> _Exercise_: Your reply should reproduce the data below without a single alteration, apart from dropping the images.

> _Materials provided_:
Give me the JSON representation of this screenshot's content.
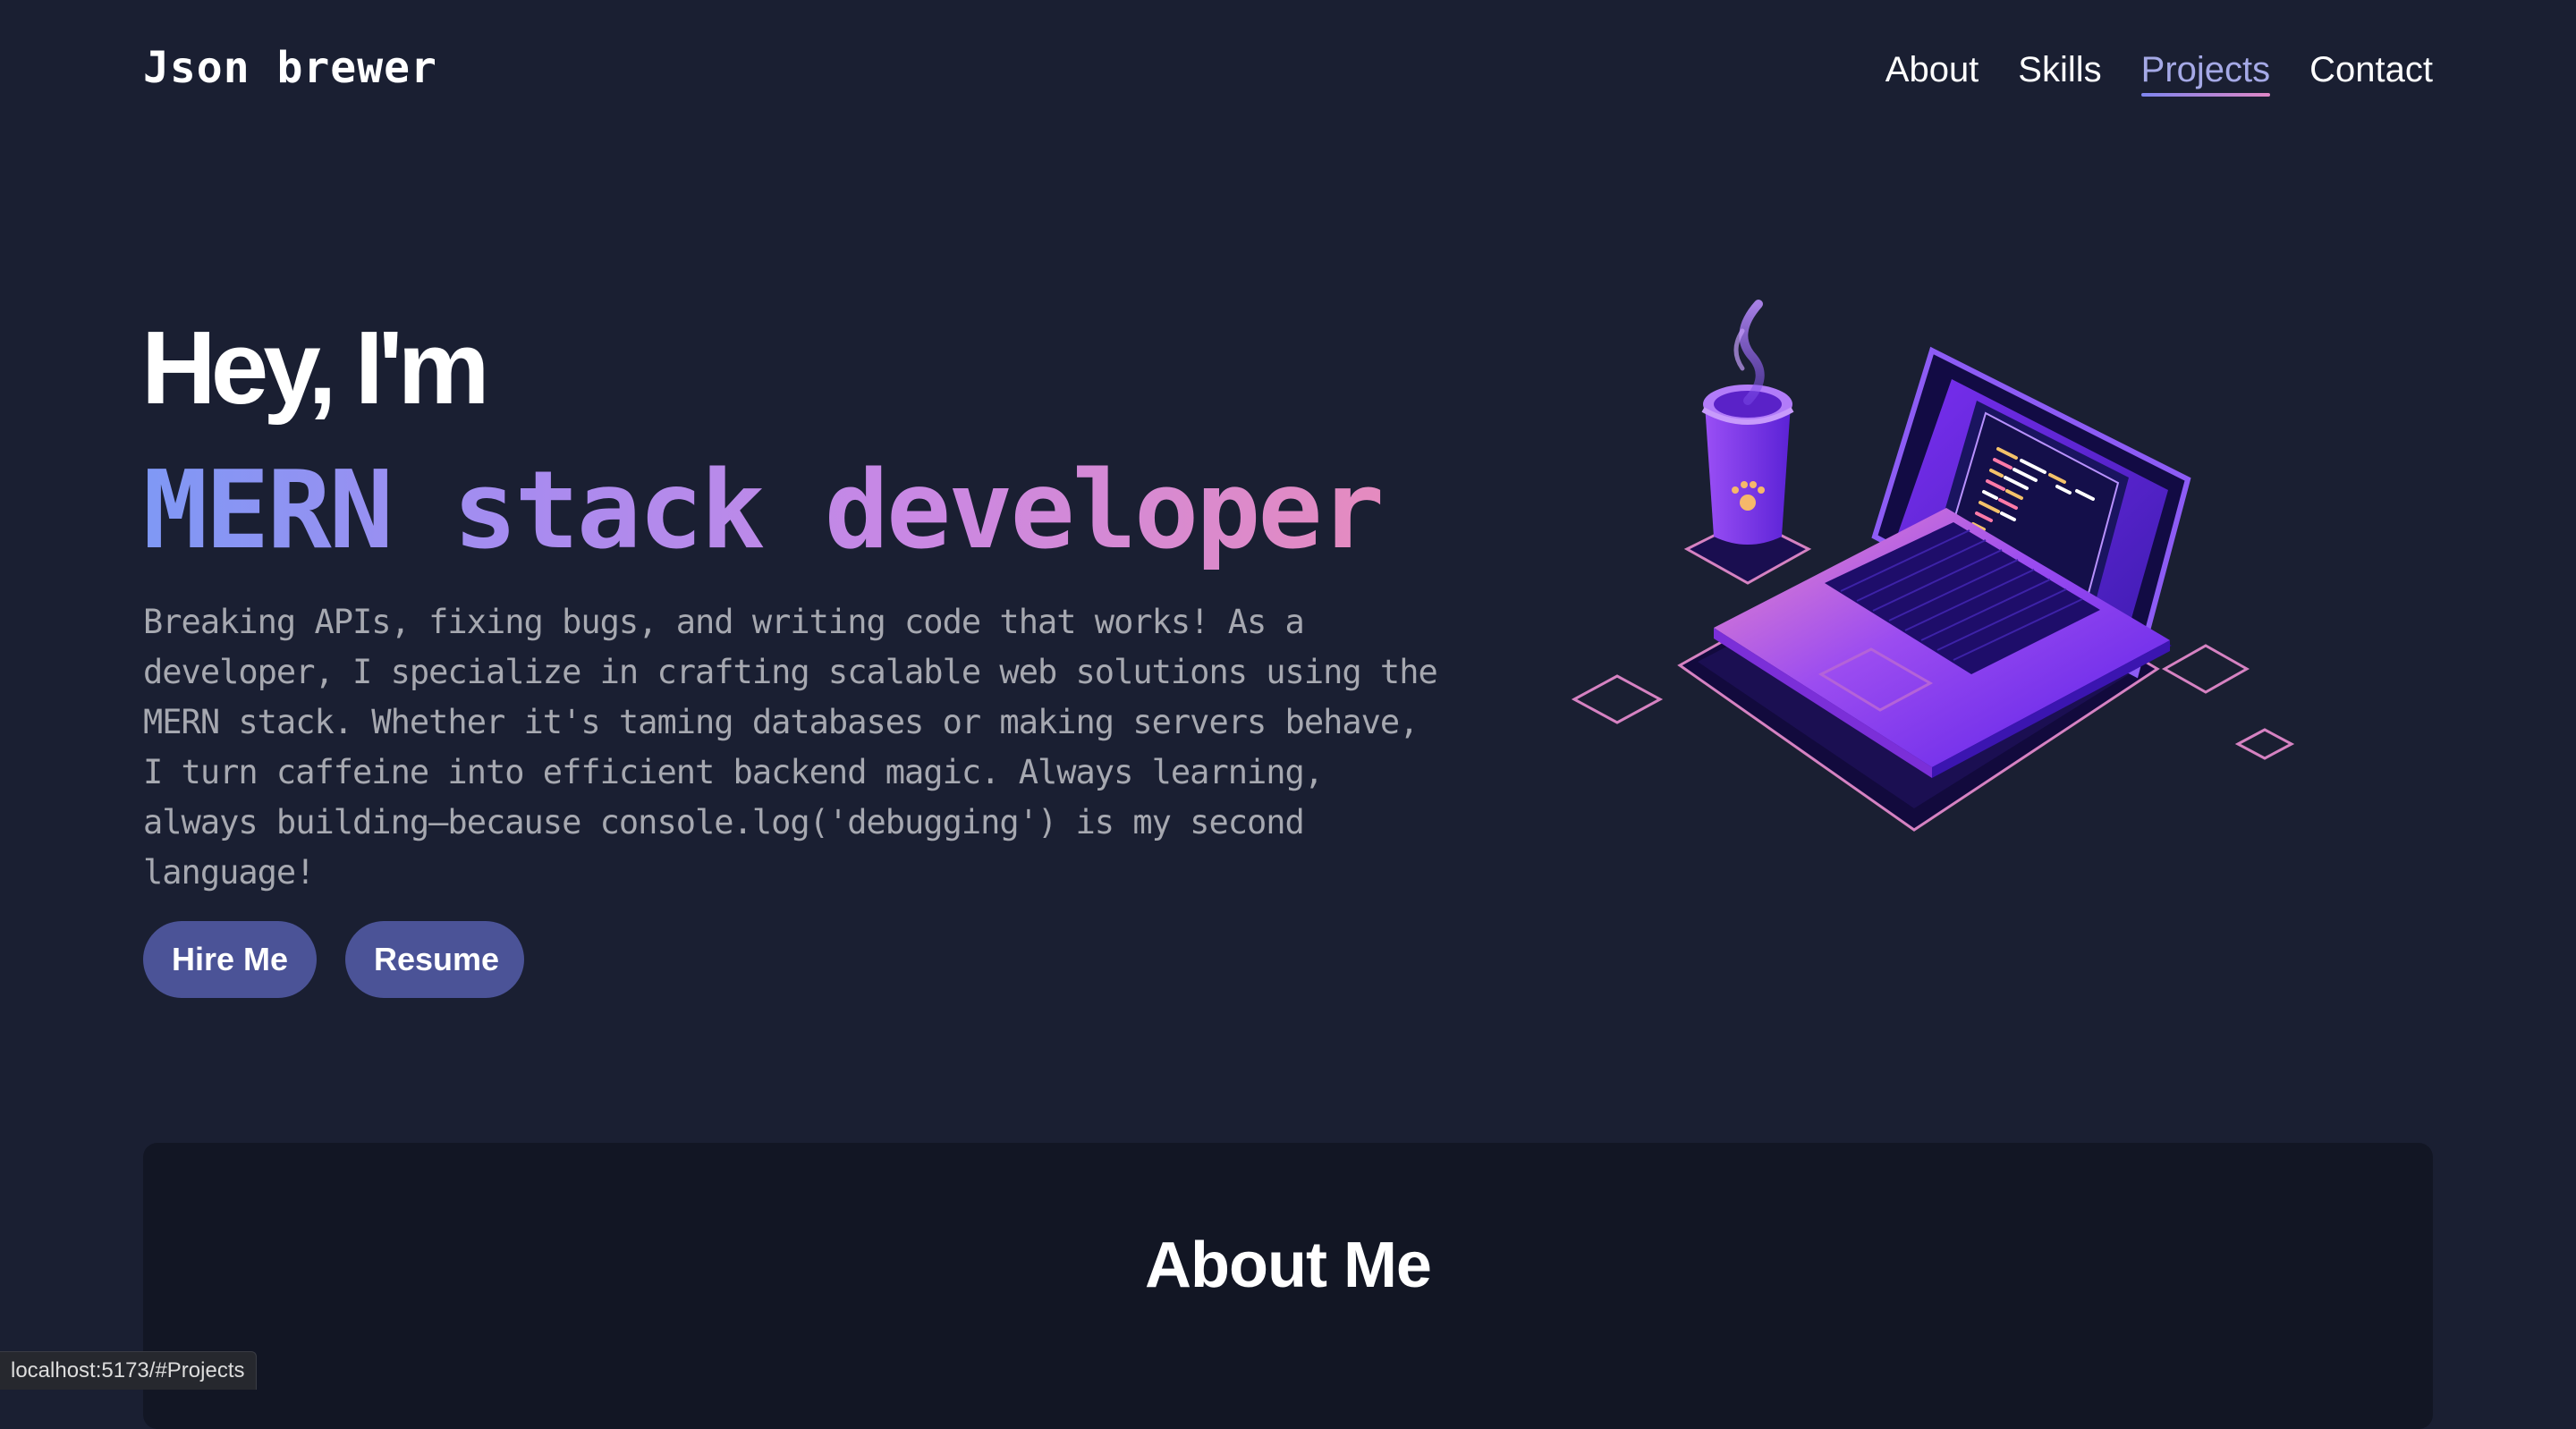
{
  "header": {
    "logo": "Json brewer",
    "nav": [
      {
        "label": "About"
      },
      {
        "label": "Skills"
      },
      {
        "label": "Projects",
        "active": true
      },
      {
        "label": "Contact"
      }
    ]
  },
  "hero": {
    "greeting": "Hey, I'm",
    "role": "MERN stack developer",
    "description": "Breaking APIs, fixing bugs, and writing code that works! As a developer, I specialize in crafting scalable web solutions using the MERN stack. Whether it's taming databases or making servers behave, I turn caffeine into efficient backend magic. Always learning, always building—because console.log('debugging') is my second language!",
    "buttons": {
      "hire": "Hire Me",
      "resume": "Resume"
    },
    "illustration": "laptop-and-coffee-illustration"
  },
  "about": {
    "title": "About Me"
  },
  "status_bar": {
    "url": "localhost:5173/#Projects"
  },
  "colors": {
    "background": "#1a1f32",
    "card": "#121624",
    "button": "#4b5397",
    "accent_start": "#7f98f5",
    "accent_end": "#e58bbf",
    "active_nav": "#a5a9e6"
  }
}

> _Answer to this task_:
Give me the JSON representation of this screenshot's content.
{
  "header": {
    "logo": "Json brewer",
    "nav": [
      {
        "label": "About"
      },
      {
        "label": "Skills"
      },
      {
        "label": "Projects",
        "active": true
      },
      {
        "label": "Contact"
      }
    ]
  },
  "hero": {
    "greeting": "Hey, I'm",
    "role": "MERN stack developer",
    "description": "Breaking APIs, fixing bugs, and writing code that works! As a developer, I specialize in crafting scalable web solutions using the MERN stack. Whether it's taming databases or making servers behave, I turn caffeine into efficient backend magic. Always learning, always building—because console.log('debugging') is my second language!",
    "buttons": {
      "hire": "Hire Me",
      "resume": "Resume"
    },
    "illustration": "laptop-and-coffee-illustration"
  },
  "about": {
    "title": "About Me"
  },
  "status_bar": {
    "url": "localhost:5173/#Projects"
  },
  "colors": {
    "background": "#1a1f32",
    "card": "#121624",
    "button": "#4b5397",
    "accent_start": "#7f98f5",
    "accent_end": "#e58bbf",
    "active_nav": "#a5a9e6"
  }
}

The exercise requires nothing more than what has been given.